# WHAT THE EXERCISE ASKS
Restate the whole of the data below word for word, skipping the images.

# AVAILABLE DATA
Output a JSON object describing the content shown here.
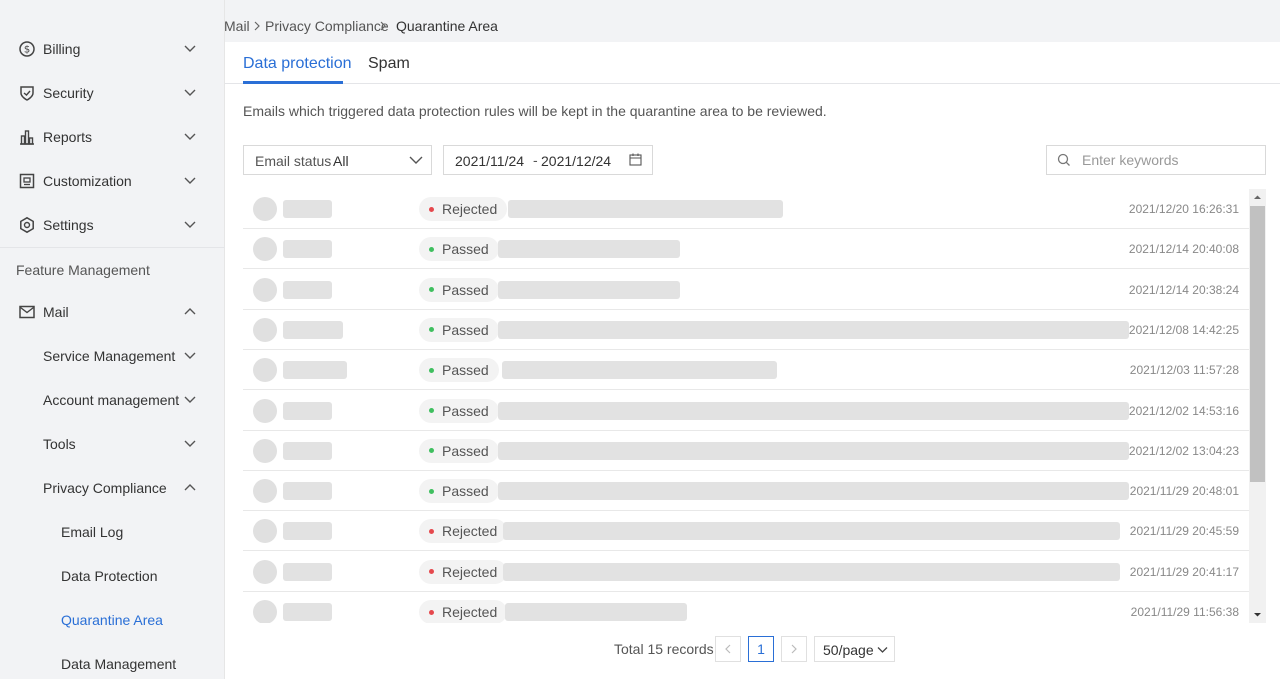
{
  "sidebar": {
    "items": [
      {
        "label": "Billing",
        "icon": "dollar-circle-icon"
      },
      {
        "label": "Security",
        "icon": "shield-icon"
      },
      {
        "label": "Reports",
        "icon": "bar-chart-icon"
      },
      {
        "label": "Customization",
        "icon": "customize-icon"
      },
      {
        "label": "Settings",
        "icon": "gear-icon"
      }
    ],
    "section_label": "Feature Management",
    "mail": {
      "label": "Mail",
      "children": [
        {
          "label": "Service Management"
        },
        {
          "label": "Account management"
        },
        {
          "label": "Tools"
        },
        {
          "label": "Privacy Compliance"
        }
      ]
    },
    "privacy_children": [
      {
        "label": "Email Log"
      },
      {
        "label": "Data Protection"
      },
      {
        "label": "Quarantine Area"
      },
      {
        "label": "Data Management"
      }
    ]
  },
  "breadcrumb": [
    "Mail",
    "Privacy Compliance",
    "Quarantine Area"
  ],
  "tabs": [
    {
      "label": "Data protection",
      "active": true
    },
    {
      "label": "Spam",
      "active": false
    }
  ],
  "description": "Emails which triggered data protection rules will be kept in the quarantine area to be reviewed.",
  "filters": {
    "status_label": "Email status",
    "status_value": "All",
    "date_start": "2021/11/24",
    "date_separator": "-",
    "date_end": "2021/12/24",
    "search_placeholder": "Enter keywords"
  },
  "colors": {
    "accent": "#2a6fd6",
    "rejected": "#e5484d",
    "passed": "#3fbf5f"
  },
  "rows": [
    {
      "status": "Rejected",
      "time": "2021/12/20 16:26:31"
    },
    {
      "status": "Passed",
      "time": "2021/12/14 20:40:08"
    },
    {
      "status": "Passed",
      "time": "2021/12/14 20:38:24"
    },
    {
      "status": "Passed",
      "time": "2021/12/08 14:42:25"
    },
    {
      "status": "Passed",
      "time": "2021/12/03 11:57:28"
    },
    {
      "status": "Passed",
      "time": "2021/12/02 14:53:16"
    },
    {
      "status": "Passed",
      "time": "2021/12/02 13:04:23"
    },
    {
      "status": "Passed",
      "time": "2021/11/29 20:48:01"
    },
    {
      "status": "Rejected",
      "time": "2021/11/29 20:45:59"
    },
    {
      "status": "Rejected",
      "time": "2021/11/29 20:41:17"
    },
    {
      "status": "Rejected",
      "time": "2021/11/29 11:56:38"
    }
  ],
  "pagination": {
    "total_text": "Total 15 records",
    "current_page": "1",
    "page_size": "50/page"
  }
}
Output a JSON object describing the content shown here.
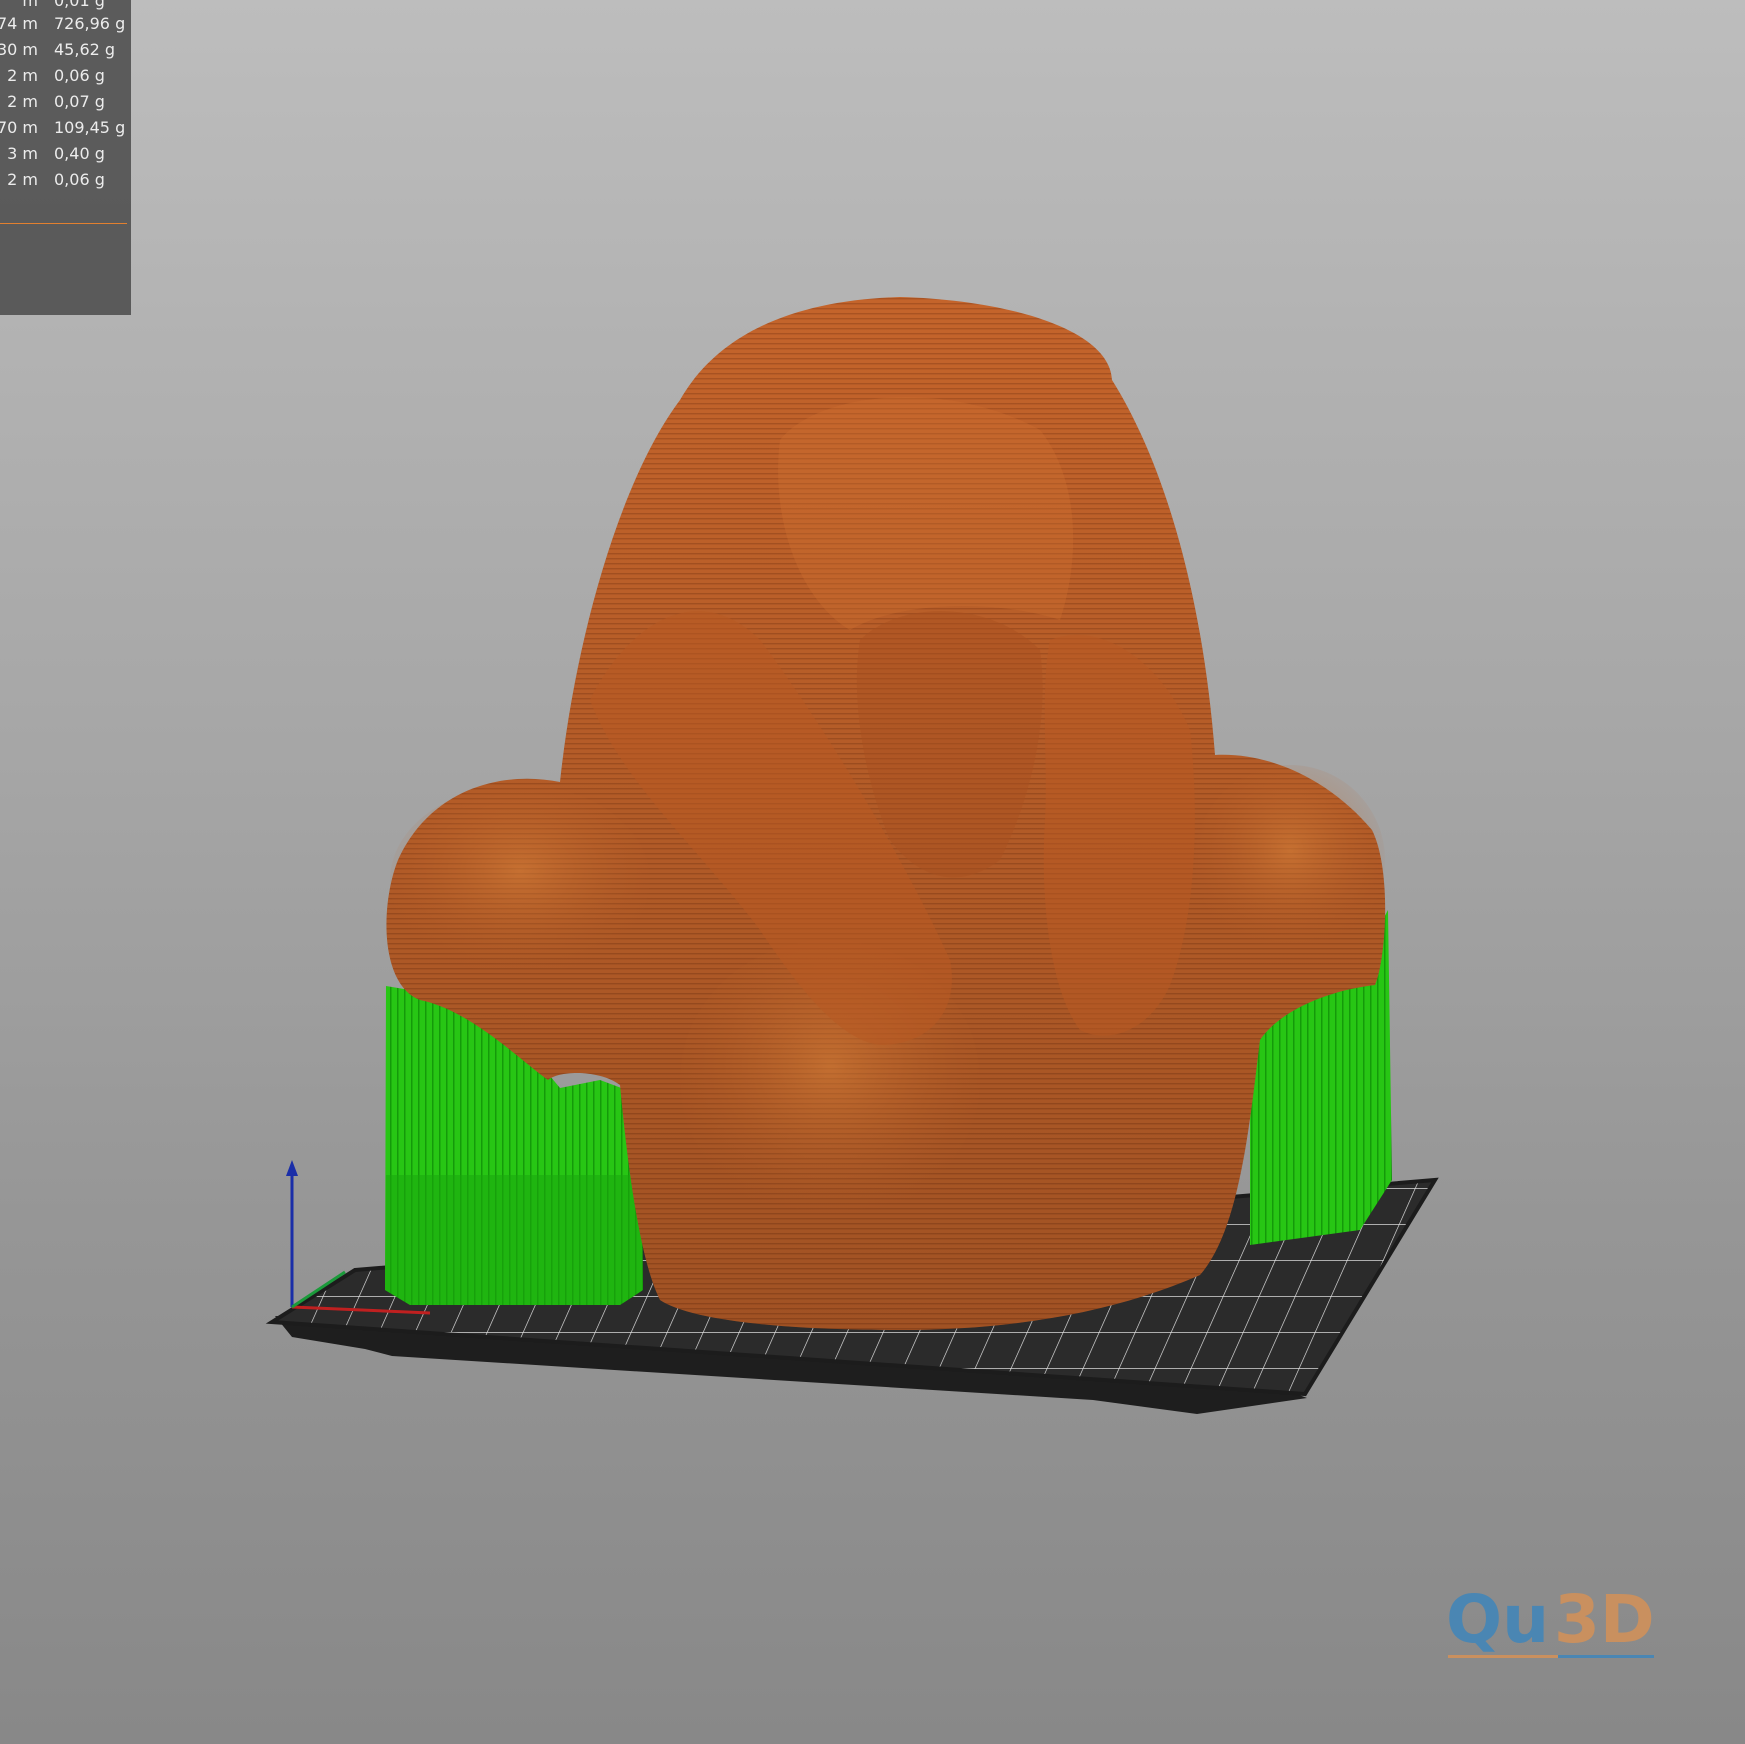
{
  "statistics_panel": {
    "rows": [
      {
        "length": "m",
        "weight": "0,01 g"
      },
      {
        "length": ",74 m",
        "weight": "726,96 g"
      },
      {
        "length": "30 m",
        "weight": "45,62 g"
      },
      {
        "length": "2 m",
        "weight": "0,06 g"
      },
      {
        "length": "2 m",
        "weight": "0,07 g"
      },
      {
        "length": "70 m",
        "weight": "109,45 g"
      },
      {
        "length": "3 m",
        "weight": "0,40 g"
      },
      {
        "length": "2 m",
        "weight": "0,06 g"
      }
    ],
    "separator_color": "#e2802f"
  },
  "viewport": {
    "object": "sliced-bust-preview",
    "colors": {
      "perimeter": "#c8642a",
      "support": "#22c20f",
      "bed": "#2b2b2b",
      "grid": "#e8e8e8",
      "axis_z": "#1a2ea8",
      "axis_x": "#c02020",
      "axis_y": "#1a9a3a"
    }
  },
  "logo": {
    "text_part1": "Qu",
    "text_part2": "3D",
    "color1": "#4a86b3",
    "color2": "#c9905f"
  }
}
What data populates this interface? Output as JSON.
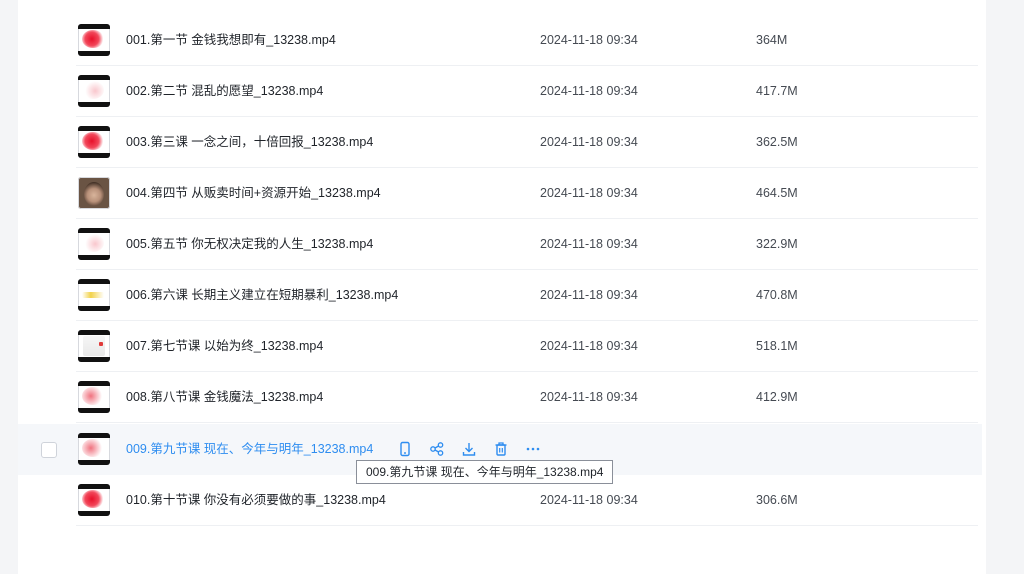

# RESPONSE BELOW
Output a JSON object describing the content shown here.
{
  "sidebar": {
    "items": [
      {
        "label": "Billing",
        "icon": "dollar-circle-icon"
      },
      {
        "label": "Security",
        "icon": "shield-icon"
      },
      {
        "label": "Reports",
        "icon": "bar-chart-icon"
      },
      {
        "label": "Customization",
        "icon": "customize-icon"
      },
      {
        "label": "Settings",
        "icon": "gear-icon"
      }
    ],
    "section_label": "Feature Management",
    "mail": {
      "label": "Mail",
      "children": [
        {
          "label": "Service Management"
        },
        {
          "label": "Account management"
        },
        {
          "label": "Tools"
        },
        {
          "label": "Privacy Compliance"
        }
      ]
    },
    "privacy_children": [
      {
        "label": "Email Log"
      },
      {
        "label": "Data Protection"
      },
      {
        "label": "Quarantine Area"
      },
      {
        "label": "Data Management"
      }
    ]
  },
  "breadcrumb": [
    "Mail",
    "Privacy Compliance",
    "Quarantine Area"
  ],
  "tabs": [
    {
      "label": "Data protection",
      "active": true
    },
    {
      "label": "Spam",
      "active": false
    }
  ],
  "description": "Emails which triggered data protection rules will be kept in the quarantine area to be reviewed.",
  "filters": {
    "status_label": "Email status",
    "status_value": "All",
    "date_start": "2021/11/24",
    "date_separator": "-",
    "date_end": "2021/12/24",
    "search_placeholder": "Enter keywords"
  },
  "colors": {
    "accent": "#2a6fd6",
    "rejected": "#e5484d",
    "passed": "#3fbf5f"
  },
  "rows": [
    {
      "status": "Rejected",
      "time": "2021/12/20 16:26:31"
    },
    {
      "status": "Passed",
      "time": "2021/12/14 20:40:08"
    },
    {
      "status": "Passed",
      "time": "2021/12/14 20:38:24"
    },
    {
      "status": "Passed",
      "time": "2021/12/08 14:42:25"
    },
    {
      "status": "Passed",
      "time": "2021/12/03 11:57:28"
    },
    {
      "status": "Passed",
      "time": "2021/12/02 14:53:16"
    },
    {
      "status": "Passed",
      "time": "2021/12/02 13:04:23"
    },
    {
      "status": "Passed",
      "time": "2021/11/29 20:48:01"
    },
    {
      "status": "Rejected",
      "time": "2021/11/29 20:45:59"
    },
    {
      "status": "Rejected",
      "time": "2021/11/29 20:41:17"
    },
    {
      "status": "Rejected",
      "time": "2021/11/29 11:56:38"
    }
  ],
  "pagination": {
    "total_text": "Total 15 records",
    "current_page": "1",
    "page_size": "50/page"
  }
}
Output a JSON object describing the content shown here.
{
  "statistics_panel": {
    "rows": [
      {
        "length": "m",
        "weight": "0,01 g"
      },
      {
        "length": ",74 m",
        "weight": "726,96 g"
      },
      {
        "length": "30 m",
        "weight": "45,62 g"
      },
      {
        "length": "2 m",
        "weight": "0,06 g"
      },
      {
        "length": "2 m",
        "weight": "0,07 g"
      },
      {
        "length": "70 m",
        "weight": "109,45 g"
      },
      {
        "length": "3 m",
        "weight": "0,40 g"
      },
      {
        "length": "2 m",
        "weight": "0,06 g"
      }
    ],
    "separator_color": "#e2802f"
  },
  "viewport": {
    "object": "sliced-bust-preview",
    "colors": {
      "perimeter": "#c8642a",
      "support": "#22c20f",
      "bed": "#2b2b2b",
      "grid": "#e8e8e8",
      "axis_z": "#1a2ea8",
      "axis_x": "#c02020",
      "axis_y": "#1a9a3a"
    }
  },
  "logo": {
    "text_part1": "Qu",
    "text_part2": "3D",
    "color1": "#4a86b3",
    "color2": "#c9905f"
  }
}
What data populates this interface? Output as JSON.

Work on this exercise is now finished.